Clinical Implications of Port Delivery System in Retinal Diseases

Closing out his discussion on the port delivery system in retinal diseases, Chirag Jhaveri, MD, considers how this approach has impacted the treatment landscape.

Transcript:

Chirag Jhaveri, MD: I think the port delivery system [PDS] can have a very significant clinical impact on the treatment of wet AMD [age-related macular degeneration]. We’re all aware of the treatment burden patients have with frequent intravitreal injections. In addition, we know the peaks and troughs of anti-VEGF injections can affect the recurrence of wet AMD. Given that it is a continuous delivery of anti-VEGF therapy, not only can this potentially reduce the treatment burden for patients, there is also a possibility for disease modification with the port delivery system.

The fact that many patients in the LADDER study did not even meet refill criteria, and that 98% of patients in the ARCHWAY trial did not need any additional treatment before the first refill, implies that we may be actually modifying the disease to the point of even potential quiescence for some of these patients.

Now that we have the port delivery system as an approved option, it’s important to consider how it can fit into our treatment plan. I have plenty of patients who require monthly or Q2 monthly [every 2 months] intravitreal injections. I think these are the patients I will first have a discussion with, and talk to them if they’re interested in potentially having a longer-term delivery of intravitreal anti-VEGF. Reducing the treatment burden will be very appealing for many of these patients. Of course, the risk and benefits of surgery need to be weighed carefully for such patients. One of the factors that I consider for PDS is the frequency of injections that the patients have. I also will look at the stability for these patients. If these patients can be stable on a monthly or every 2 months setting, we may still discuss it. However, if they’re having recurrent fluid, I think I’ll be much more likely to discuss the port delivery system. If a patient happens to be very stable with injections only every 3 or 4 months, the port delivery system may not be as appealing for some of these patients, unless they’re against getting transscleral intravitreal injections. With respect to insurance approval, of course many of these questions are yet be answered. However, we certainly hope and anticipate for insurance to cover this procedure. It is yet to be determined if it will be a step-wise approach, but I surely hope these critical patient-care decisions are left up to the physician, with explanation and discussion with the patient, and not mandated policy.

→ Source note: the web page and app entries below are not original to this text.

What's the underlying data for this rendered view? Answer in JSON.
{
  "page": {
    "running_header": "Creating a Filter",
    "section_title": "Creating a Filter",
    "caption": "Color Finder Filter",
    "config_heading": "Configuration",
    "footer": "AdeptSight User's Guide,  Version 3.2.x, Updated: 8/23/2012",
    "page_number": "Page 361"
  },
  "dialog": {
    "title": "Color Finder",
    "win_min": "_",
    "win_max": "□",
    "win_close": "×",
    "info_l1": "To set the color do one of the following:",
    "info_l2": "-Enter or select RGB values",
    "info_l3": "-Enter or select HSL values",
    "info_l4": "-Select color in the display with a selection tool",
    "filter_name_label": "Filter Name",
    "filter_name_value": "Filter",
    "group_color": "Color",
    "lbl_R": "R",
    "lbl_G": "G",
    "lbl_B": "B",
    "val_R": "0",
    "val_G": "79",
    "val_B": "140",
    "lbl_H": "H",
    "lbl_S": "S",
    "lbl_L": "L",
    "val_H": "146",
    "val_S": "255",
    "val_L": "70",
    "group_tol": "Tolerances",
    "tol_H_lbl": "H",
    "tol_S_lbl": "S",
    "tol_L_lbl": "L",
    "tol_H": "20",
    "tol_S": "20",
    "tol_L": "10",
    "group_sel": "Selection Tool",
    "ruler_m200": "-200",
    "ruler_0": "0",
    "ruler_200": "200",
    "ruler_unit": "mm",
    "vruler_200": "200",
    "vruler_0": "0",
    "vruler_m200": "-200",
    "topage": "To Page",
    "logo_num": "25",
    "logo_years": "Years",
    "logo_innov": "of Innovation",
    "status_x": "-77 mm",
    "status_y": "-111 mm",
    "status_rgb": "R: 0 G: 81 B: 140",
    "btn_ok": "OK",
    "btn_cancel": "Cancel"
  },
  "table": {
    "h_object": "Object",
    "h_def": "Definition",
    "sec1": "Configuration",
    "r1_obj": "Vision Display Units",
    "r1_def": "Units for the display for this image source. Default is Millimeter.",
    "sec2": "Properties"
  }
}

Having performed many of these surgeries already during the clinical trials, I can say that the patients who have received the port delivery system are quite happy. They do notice a stability of their disease. In addition, with the refill procedure, although technically it is very different from an intravitreal injection, and the surgeon has to be very aware of the different techniques, for the patient experience, it’s quite nice. It’s more tolerable because there’s no transscleral penetration of a needle. Patients often report that this was a much more comfortable and easier process to do. In terms of the implantation, it’s also considered to be quite painless. Most patients may have a little bit of itchiness or mild irritation immediately in the first 1 to 2 days of the postoperative period. Otherwise, it is a very well-tolerated procedure, and patients seem to have a very good experience.

With the approval of the port delivery system for neovascular AMD, I think the future for this platform is quite interesting; it has a lot of great potential. Studies are underway for both diabetic macular edema, as well as diabetic retinopathy. In addition, as we develop better compounds that may be more efficacious, such as bispecific molecules, marrying the PDS platform with these new molecules may yield even better results for our patients. I think there are a lot of exciting possibilities for the PDS platform.

As our retina specialty embarks upon a new era for the treatment of wet macular degeneration, I think as colleagues, it’s important that we utilize all the resources available. I highly encourage you to use all of the information, as well as surgical device liaisons, for example, in order to help maximize our patient outcomes.

Transcript edited for clarity.